So far eight groups of book faces and sixteen groups of display faces have been described. These represent a very large proportion of the types extant today. If to these are added the bold or semi-bold versions of many of our book faces, for example Baskerville, Bembo, Ehrhardt, 'Garamond'. Imprint, Perpetua and Romulus, and the bolds of jobbing faces like Plantin Series 110 and Times (which though born as jobbing faces are nevertheless used as book faces) &, further, if we remind readers of the enormous number of poorly designed faces mentioned in the introduction to this book it would seem that all type designs must surely have been accounted for. But that is far from being the case.
There are many interesting display types which cannot be placed simply in one or other of the groups described in this Introduction. Some are hybrids, a mixture say of a sans serif and a three dimensional face: others are types which have been modified in some way.
It will be agreed that Gill can be considered as a perfect example of a sans serif type. But what of Bifur and Neuland and Koloss? These can be called sans serifs only if we accept seriflessness as the sole criterion of sans serif types. But of course it is not. Bodoni divested of its serifs does not look like anything we have been taught to recognize as a sans serif type! Koloss is of course a hybrid. It has been described as an extra bold sans serif which suggests a fat face.
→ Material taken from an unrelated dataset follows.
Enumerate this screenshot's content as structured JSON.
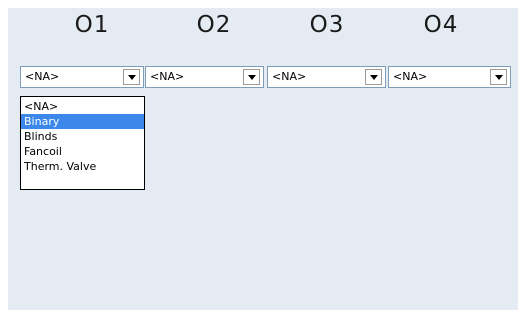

Neuland has been described as a bold sans serif with modifications. Bifur is one of those types which